Nonprofits, Your Sole Goal in 2017: Pick a Fight with Trump!

Photo via Neutronboy on Flickr

Nonprofits have been raising millions of dollars since Donald Trump was elected. Americans are worried, and they’ve opened their wallets to support their favorite anti-Trump charities. Most recently, the ACLU raised a record $24 million in the days immediately following Trump’s Muslim ban executive order.

“Man,” I thought. “How do I get Trump to attack me? It’s liking hitting the lottery.”

Your nonprofit should be thinking the same thing. But getting attacked might be hard if you are, say, a local nonprofit like The Bostonian Society, which runs the Old State House in my hometown of Boston.

Old State House, Boston. Photo via Wallyg on Flickr

The historic site’s claim to fame is being the site where British soldiers gunned down five colonists on March 5, 1770. The deadly encounter was one of the sparks that ignited the Revolutionary War.

The history surrounding the Old State House is kind of a big deal. But the team there can only look with envy at the Atlanta-based Frederick Douglass Family Initiatives, which recently benefited from Trump implying that Frederick Douglass was still alive.
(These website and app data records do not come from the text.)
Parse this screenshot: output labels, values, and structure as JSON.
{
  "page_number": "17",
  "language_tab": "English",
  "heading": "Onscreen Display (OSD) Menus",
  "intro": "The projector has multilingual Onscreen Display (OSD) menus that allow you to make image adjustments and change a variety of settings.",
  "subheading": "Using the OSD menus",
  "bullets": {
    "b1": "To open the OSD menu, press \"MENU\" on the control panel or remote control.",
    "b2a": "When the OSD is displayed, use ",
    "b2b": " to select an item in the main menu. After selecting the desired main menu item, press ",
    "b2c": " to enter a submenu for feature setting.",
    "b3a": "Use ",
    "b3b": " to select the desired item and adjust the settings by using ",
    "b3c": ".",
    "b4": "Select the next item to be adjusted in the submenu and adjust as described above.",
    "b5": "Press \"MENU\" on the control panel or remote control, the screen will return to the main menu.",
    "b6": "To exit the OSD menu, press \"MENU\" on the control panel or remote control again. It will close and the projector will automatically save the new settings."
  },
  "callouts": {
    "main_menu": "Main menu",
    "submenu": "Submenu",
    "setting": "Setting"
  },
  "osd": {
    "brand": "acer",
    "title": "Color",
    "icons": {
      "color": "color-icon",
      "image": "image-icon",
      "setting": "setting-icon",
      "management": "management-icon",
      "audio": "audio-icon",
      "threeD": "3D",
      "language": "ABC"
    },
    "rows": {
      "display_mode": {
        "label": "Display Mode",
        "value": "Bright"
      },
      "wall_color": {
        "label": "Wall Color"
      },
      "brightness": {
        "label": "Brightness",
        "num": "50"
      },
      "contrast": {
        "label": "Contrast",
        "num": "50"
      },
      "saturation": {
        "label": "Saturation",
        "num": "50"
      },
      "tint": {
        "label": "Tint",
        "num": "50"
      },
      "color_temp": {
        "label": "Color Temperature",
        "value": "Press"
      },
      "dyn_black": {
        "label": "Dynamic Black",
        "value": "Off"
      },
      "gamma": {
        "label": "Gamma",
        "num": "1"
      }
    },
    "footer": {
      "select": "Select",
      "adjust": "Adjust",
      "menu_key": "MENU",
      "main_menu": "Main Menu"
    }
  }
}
The team at FDFI jumped on the news and published on HuffPo confirming that Douglass’ ideals were still very much alive. The post got 36,000 Facebook likes and 83 comments. Not bad. Maybe the FDFI even saw a bump in donations.

Too bad Trump hasn’t attacked you. But that doesn’t mean you can’t pick a fight with him.

Let’s use the Old State House as an example. Next month, the group will commemorate the 247th anniversary of the Boston Massacre with its annual reenactment. Before a large audience, reenactors playing colonists will pelt the soldiers with snow and yell things like, “Get out of Boston, you lobsterbacks!” Soon, the fed-up British soldiers will fire into the crowd, and the dead and wounded colonists will be carried away with great solemnity.

It’s all great fun. I’ve taken the whole family to commemorate the day that British tyranny soaked Boston’s cobblestone streets with the blood of patriots. The kids loved it.

But it’s time for the Old State House to take the offensive on modern tyranny.

  • Send a formal invitation to Trump inviting him to attend the reenactment so he can see firsthand just how important “taxes” are to Americans and the dangers of tyranny.
  • Instead of hurling 18th-century slurs at the British soldiers during the reenactment, the colonists should shout, “Release your taxes!” “No Dakota Pipeline!” “Let immigrants in!”
  • Distribute a handbill at the reenactment of Paul Revere’s engraving of the Boston Massacre declaring the dangers of “Alternative Facts.” Encourage people to visit your website to learn more about how Revere and others sought to create their own “Alternative Facts” and turn public opinion against King George.
Paul Revere’s engraving of the Boston Massacre, 1770

Of course, all of this should be shared on Twitter with @TheRealDonaldTrump and the local and national media.

If the Old State House is lucky, Trump will castigate them on Twitter. The flow of money into the nonprofit will far exceed the modest blood spilled on March 5, 1770. According to BuzzFeed, Trump’s tweets drive massive traffic to friends and foes. This should steel your courage.

I guess my advice could backfire, although it’s a hard to think of a better place than liberal Massachusetts to pick a fight with Trump. Even after saying they would avoid controversial venues for future events, Boston’s Dana-Farber Cancer Institute is still dealing with protesters who are unhappy with the hospital’s plans to follow through on a fundraising event at a Trump hotel in Florida. “How popular is Trump in my state?” may be the only question you have to ask yourself.

Rejoice! Your next big fundraiser is here. You don’t need to pour ice water on yourself, do pushups, or pose like a mannequin. You just need to bait a contentious, mercurial man who likes to lash out in 140-character tweets.

Go ahead and poke the bees’ nest. The honey will be sweeter than the sting.


Originally published at nonprofitquarterly.org on February 21, 2017.